After a short stay on the summit talking with an Air Force instructor from the Springs, we head down to find water world awaiting. All the streams are overflowing with the rapid snow melt. Only the smaller streams look peaceful. The larger streams are dirty raging rapids that on occasion take over the trail.
Thumbnails for uploaded photos (click to open slideshow):
You found a new lake and witnessed some raging waters! What a trip that must have been to see the river overflowing like that...crazy! Did the first bridge river crossing seem to be holding up ok? Glad I did that E ridge in Feb, I‘m not very fond of scree! Nice write up and photos!
Good to know it‘s a much better snow climb. The 3rd and final ascent of this peak is with skis ;)
The 2 bridges are doing fine. Darrin gave me a dirty look when I slowed down on the last crossing, so no photo of that one.
Caution: The information contained in this report may not be accurate and should not be the only resource used in preparation for your climb. Failure to have the necessary experience, physical conditioning, supplies or equipment can result in injury or death. 14ers.com and the author(s) of this report provide no warranties, either express or implied, that the information provided is accurate or reliable. By using the information provided, you agree to indemnify and hold harmless 14ers.com and the report author(s) with respect to any claims and demands against them, including any attorney fees and expenses. Please read the 14ers.com Safety and Disclaimer pages for more information.
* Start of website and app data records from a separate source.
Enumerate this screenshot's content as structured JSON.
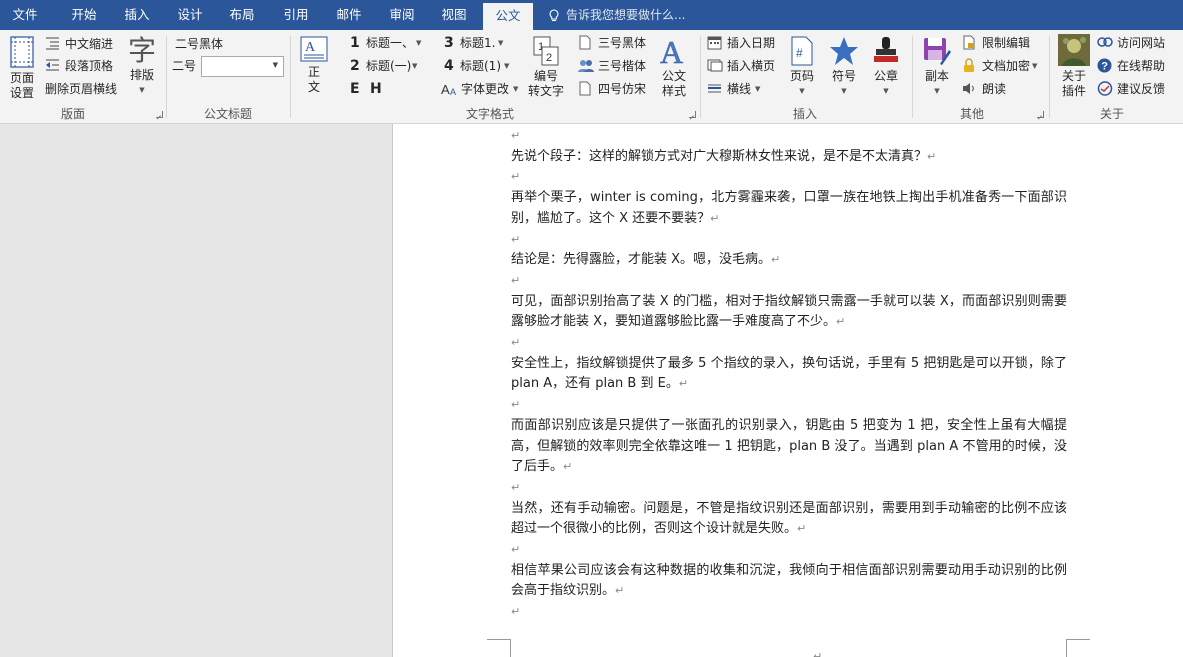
{
  "tabs": [
    "文件",
    "开始",
    "插入",
    "设计",
    "布局",
    "引用",
    "邮件",
    "审阅",
    "视图",
    "公文"
  ],
  "tell_me": "告诉我您想要做什么...",
  "ribbon": {
    "group_banmian": {
      "label": "版面",
      "page_setup": "页面\n设置",
      "cn_indent": "中文缩进",
      "para_top": "段落顶格",
      "del_header_line": "删除页眉横线",
      "layout": "排版"
    },
    "group_title": {
      "label": "公文标题",
      "font_label": "二号黑体",
      "size_label": "二号",
      "size_value": ""
    },
    "group_textformat": {
      "label": "文字格式",
      "zhengwen": "正\n文",
      "h1": "标题一、",
      "h2": "标题(一)",
      "h3": "标题1.",
      "h4": "标题(1)",
      "font_change": "字体更改",
      "num_prefix": [
        "1",
        "2",
        "3",
        "4"
      ],
      "bold_e": "E",
      "bold_h": "H",
      "seq_convert": "编号\n转文字",
      "f_heiti": "三号黑体",
      "f_kaiti": "三号楷体",
      "f_fangsong": "四号仿宋",
      "doc_style": "公文\n样式"
    },
    "group_insert": {
      "label": "插入",
      "insert_date": "插入日期",
      "insert_page": "插入横页",
      "hline": "横线",
      "page_num": "页码",
      "symbol": "符号",
      "seal": "公章"
    },
    "group_other": {
      "label": "其他",
      "copy": "副本",
      "restrict": "限制编辑",
      "encrypt": "文档加密",
      "read": "朗读"
    },
    "group_about": {
      "label": "关于",
      "about_plugin": "关于\n插件",
      "visit_site": "访问网站",
      "online_help": "在线帮助",
      "feedback": "建议反馈"
    }
  },
  "document": {
    "paragraphs": [
      {
        "text": "先说个段子：这样的解锁方式对广大穆斯林女性来说，是不是不太清真？"
      },
      {
        "text": "再举个栗子，winter is coming，北方雾霾来袭，口罩一族在地铁上掏出手机准备秀一下面部识别，尴尬了。这个 X 还要不要装？"
      },
      {
        "text": "结论是：先得露脸，才能装 X。嗯，没毛病。"
      },
      {
        "text": "可见，面部识别抬高了装 X 的门槛，相对于指纹解锁只需露一手就可以装 X，而面部识别则需要露够脸才能装 X，要知道露够脸比露一手难度高了不少。"
      },
      {
        "text": "安全性上，指纹解锁提供了最多 5 个指纹的录入，换句话说，手里有 5 把钥匙是可以开锁，除了 plan A，还有 plan B 到 E。"
      },
      {
        "text": "而面部识别应该是只提供了一张面孔的识别录入，钥匙由 5 把变为 1 把，安全性上虽有大幅提高，但解锁的效率则完全依靠这唯一 1 把钥匙，plan B 没了。当遇到 plan A 不管用的时候，没了后手。"
      },
      {
        "text": "当然，还有手动输密。问题是，不管是指纹识别还是面部识别，需要用到手动输密的比例不应该超过一个很微小的比例，否则这个设计就是失败。"
      },
      {
        "text": "相信苹果公司应该会有这种数据的收集和沉淀，我倾向于相信面部识别需要动用手动识别的比例会高于指纹识别。"
      }
    ],
    "mark": "↵"
  },
  "colors": {
    "accent": "#2b579a",
    "ribbon_bg": "#f3f3f3",
    "doc_bg": "#e6e6e6"
  }
}
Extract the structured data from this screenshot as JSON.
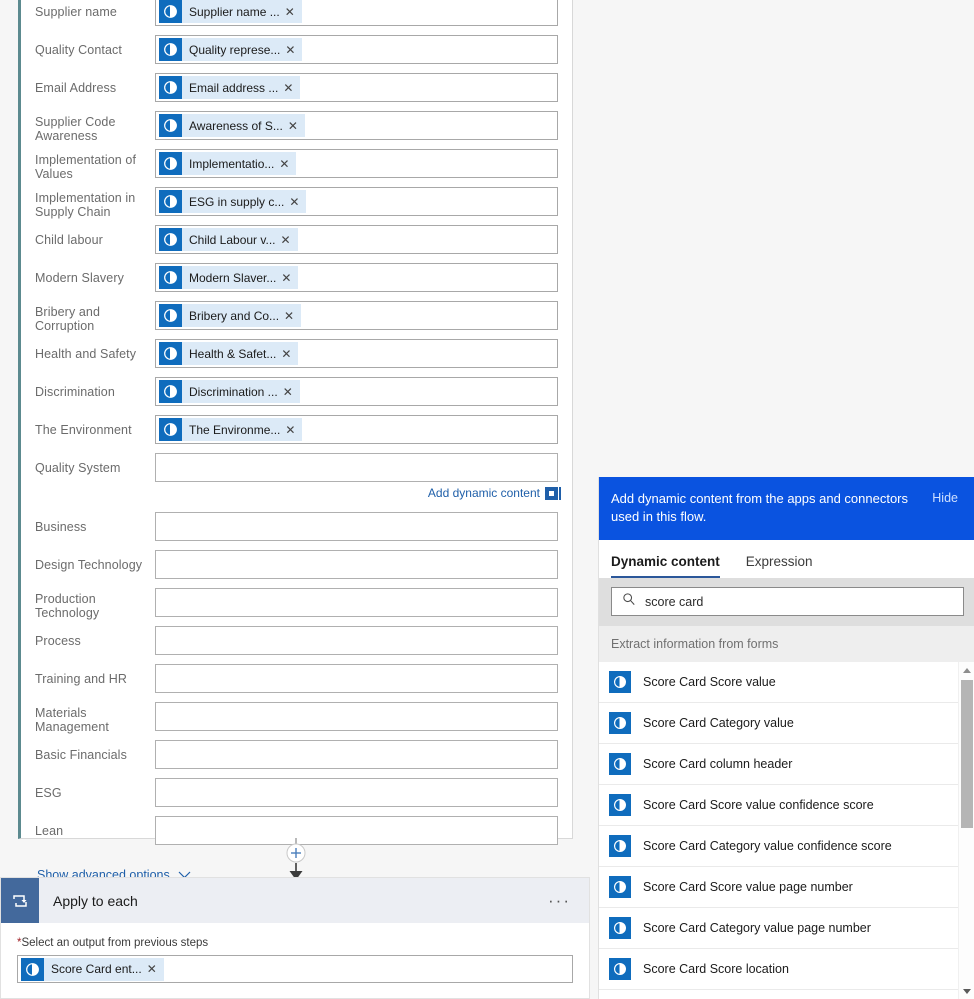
{
  "flow_card": {
    "fields": [
      {
        "label": "Supplier name",
        "token": "Supplier name ...",
        "has_token": true
      },
      {
        "label": "Quality Contact",
        "token": "Quality represe...",
        "has_token": true
      },
      {
        "label": "Email Address",
        "token": "Email address ...",
        "has_token": true
      },
      {
        "label": "Supplier Code Awareness",
        "token": "Awareness of S...",
        "has_token": true
      },
      {
        "label": "Implementation of Values",
        "token": "Implementatio...",
        "has_token": true
      },
      {
        "label": "Implementation in Supply Chain",
        "token": "ESG in supply c...",
        "has_token": true
      },
      {
        "label": "Child labour",
        "token": "Child Labour v...",
        "has_token": true
      },
      {
        "label": "Modern Slavery",
        "token": "Modern Slaver...",
        "has_token": true
      },
      {
        "label": "Bribery and Corruption",
        "token": "Bribery and Co...",
        "has_token": true
      },
      {
        "label": "Health and Safety",
        "token": "Health & Safet...",
        "has_token": true
      },
      {
        "label": "Discrimination",
        "token": "Discrimination ...",
        "has_token": true
      },
      {
        "label": "The Environment",
        "token": "The Environme...",
        "has_token": true
      },
      {
        "label": "Quality System",
        "token": "",
        "has_token": false
      }
    ],
    "add_dynamic_content_label": "Add dynamic content",
    "fields_after": [
      {
        "label": "Business",
        "token": "",
        "has_token": false
      },
      {
        "label": "Design Technology",
        "token": "",
        "has_token": false
      },
      {
        "label": "Production Technology",
        "token": "",
        "has_token": false
      },
      {
        "label": "Process",
        "token": "",
        "has_token": false
      },
      {
        "label": "Training and HR",
        "token": "",
        "has_token": false
      },
      {
        "label": "Materials Management",
        "token": "",
        "has_token": false
      },
      {
        "label": "Basic Financials",
        "token": "",
        "has_token": false
      },
      {
        "label": "ESG",
        "token": "",
        "has_token": false
      },
      {
        "label": "Lean",
        "token": "",
        "has_token": false
      }
    ],
    "show_advanced_options_label": "Show advanced options"
  },
  "apply_to_each": {
    "title": "Apply to each",
    "required_label_star": "*",
    "required_label": "Select an output from previous steps",
    "token": "Score Card ent...",
    "more_menu": "···"
  },
  "dynamic_content_panel": {
    "banner_text": "Add dynamic content from the apps and connectors used in this flow.",
    "hide_label": "Hide",
    "tabs": [
      {
        "label": "Dynamic content",
        "active": true
      },
      {
        "label": "Expression",
        "active": false
      }
    ],
    "search_value": "score card",
    "group_header": "Extract information from forms",
    "items": [
      {
        "label": "Score Card Score value"
      },
      {
        "label": "Score Card Category value"
      },
      {
        "label": "Score Card column header"
      },
      {
        "label": "Score Card Score value confidence score"
      },
      {
        "label": "Score Card Category value confidence score"
      },
      {
        "label": "Score Card Score value page number"
      },
      {
        "label": "Score Card Category value page number"
      },
      {
        "label": "Score Card Score location"
      }
    ]
  },
  "colors": {
    "banner_blue": "#0a53e0",
    "token_icon_blue": "#0f6cbd",
    "token_chip_bg": "#dceaf7",
    "link_blue": "#1f5fa9",
    "card_accent": "#5c8a8f",
    "loop_icon_blue": "#43699c",
    "tab_underline": "#2b579a"
  }
}
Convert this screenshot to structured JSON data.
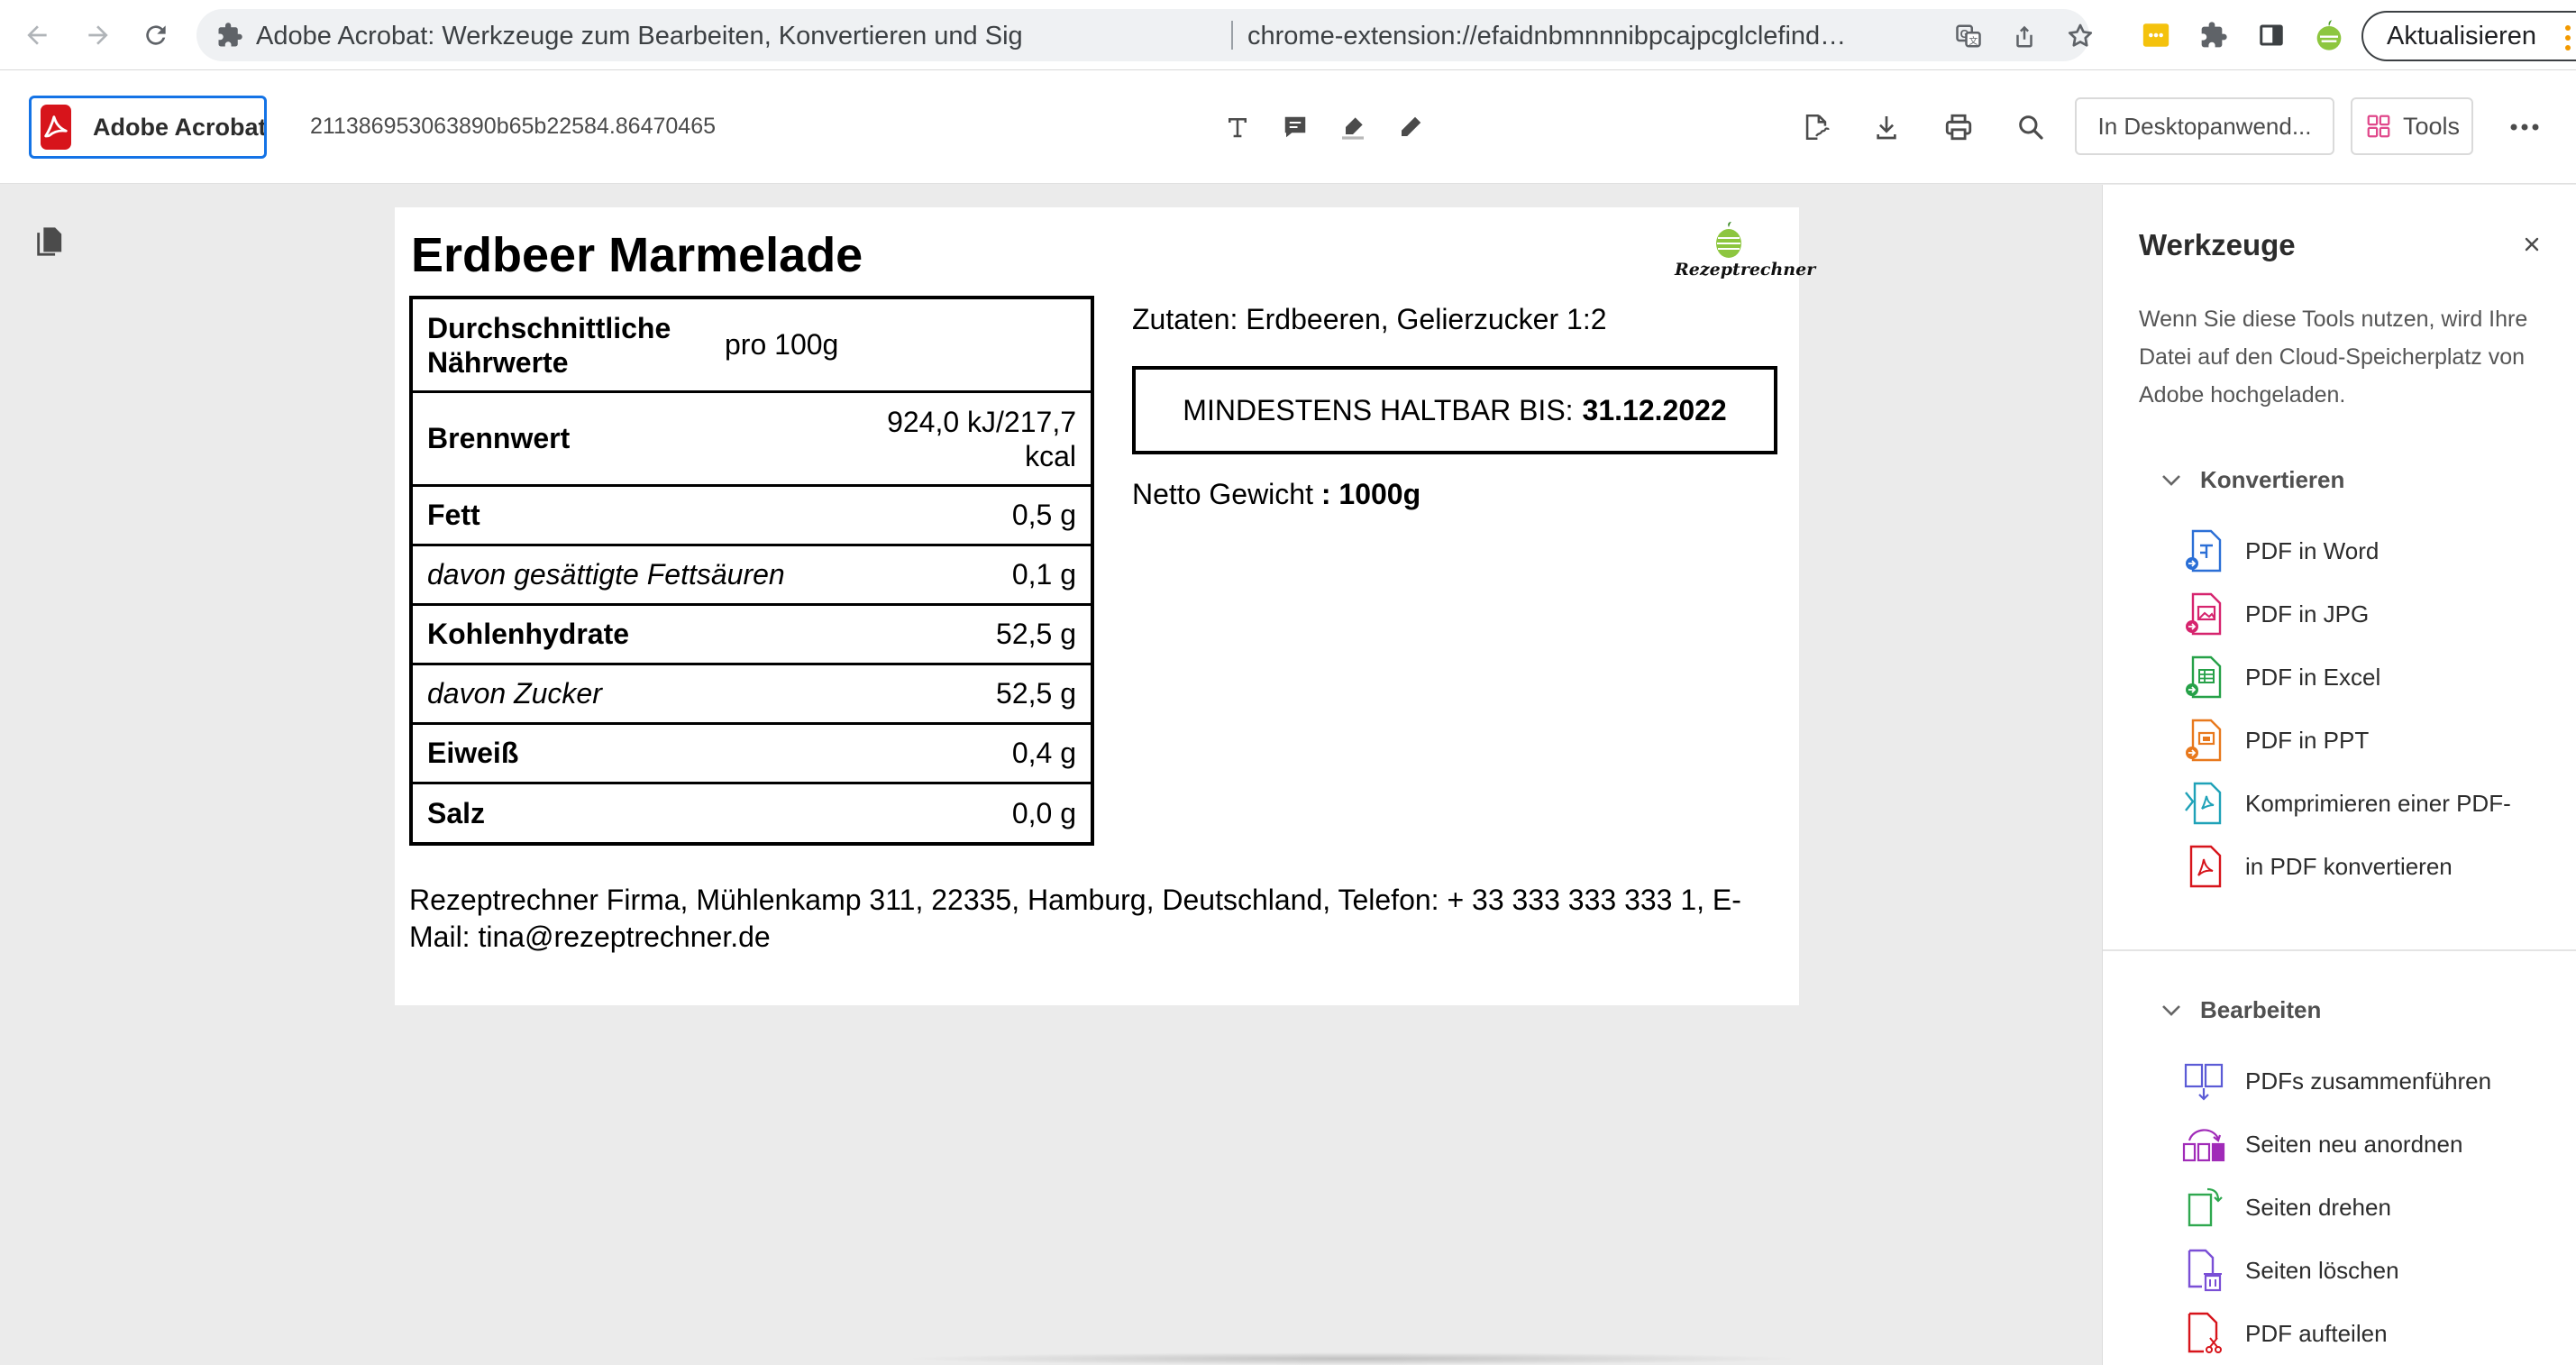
{
  "browser": {
    "tab_title": "Adobe Acrobat: Werkzeuge zum Bearbeiten, Konvertieren und Sig",
    "url": "chrome-extension://efaidnbmnnnibpcajpcglclefindmkaj/https://app.rez…",
    "update_label": "Aktualisieren",
    "icons": [
      "back-icon",
      "forward-icon",
      "reload-icon",
      "extension-icon",
      "translate-icon",
      "share-icon",
      "bookmark-star-icon",
      "extensions-puzzle-icon",
      "sidebar-icon",
      "profile-avatar-icon"
    ]
  },
  "acrobat": {
    "brand": "Adobe Acrobat",
    "doc_name": "211386953063890b65b22584.86470465",
    "desktop_button": "In Desktopanwend...",
    "tools_button": "Tools"
  },
  "document": {
    "title": "Erdbeer Marmelade",
    "logo_text": "Rezeptrechner",
    "nutrition_rows": [
      {
        "label": "Durchschnittliche Nährwerte",
        "value": "pro 100g",
        "style": "bold"
      },
      {
        "label": "Brennwert",
        "value": "924,0 kJ/217,7 kcal",
        "style": "bold"
      },
      {
        "label": "Fett",
        "value": "0,5 g",
        "style": "bold"
      },
      {
        "label": "davon gesättigte Fettsäuren",
        "value": "0,1 g",
        "style": "italic"
      },
      {
        "label": "Kohlenhydrate",
        "value": "52,5 g",
        "style": "bold"
      },
      {
        "label": "davon Zucker",
        "value": "52,5 g",
        "style": "italic"
      },
      {
        "label": "Eiweiß",
        "value": "0,4 g",
        "style": "bold"
      },
      {
        "label": "Salz",
        "value": "0,0 g",
        "style": "bold"
      }
    ],
    "ingredients": "Zutaten: Erdbeeren, Gelierzucker 1:2",
    "mhd_label": "MINDESTENS HALTBAR BIS:",
    "mhd_date": "31.12.2022",
    "netto_label": "Netto Gewicht",
    "netto_value": ": 1000g",
    "footer": "Rezeptrechner Firma, Mühlenkamp 311, 22335, Hamburg, Deutschland, Telefon: + 33 333 333 333 1, E-Mail: tina@rezeptrechner.de"
  },
  "panel": {
    "title": "Werkzeuge",
    "description": "Wenn Sie diese Tools nutzen, wird Ihre Datei auf den Cloud-Speicherplatz von Adobe hochgeladen.",
    "sections": [
      {
        "label": "Konvertieren",
        "items": [
          {
            "label": "PDF in Word",
            "icon": "pdf-to-word-icon",
            "color": "#2b6fd6"
          },
          {
            "label": "PDF in JPG",
            "icon": "pdf-to-jpg-icon",
            "color": "#d6246e"
          },
          {
            "label": "PDF in Excel",
            "icon": "pdf-to-excel-icon",
            "color": "#26a148"
          },
          {
            "label": "PDF in PPT",
            "icon": "pdf-to-ppt-icon",
            "color": "#e8791d"
          },
          {
            "label": "Komprimieren einer PDF-",
            "icon": "compress-pdf-icon",
            "color": "#1fa2b8"
          },
          {
            "label": "in PDF konvertieren",
            "icon": "convert-to-pdf-icon",
            "color": "#d7141b"
          }
        ]
      },
      {
        "label": "Bearbeiten",
        "items": [
          {
            "label": "PDFs zusammenführen",
            "icon": "merge-pdf-icon",
            "color": "#5b5bd6"
          },
          {
            "label": "Seiten neu anordnen",
            "icon": "reorder-pages-icon",
            "color": "#a02bb8"
          },
          {
            "label": "Seiten drehen",
            "icon": "rotate-pages-icon",
            "color": "#2fa84f"
          },
          {
            "label": "Seiten löschen",
            "icon": "delete-pages-icon",
            "color": "#7a4fd6"
          },
          {
            "label": "PDF aufteilen",
            "icon": "split-pdf-icon",
            "color": "#d7141b"
          }
        ]
      }
    ]
  }
}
Please respect private property: 14ers.com supports the rights of private landowners to determine how and by whom their land will be used. In Colorado, it is your responsibility to determine if land is private and to obtain the appropriate permission before entering the property.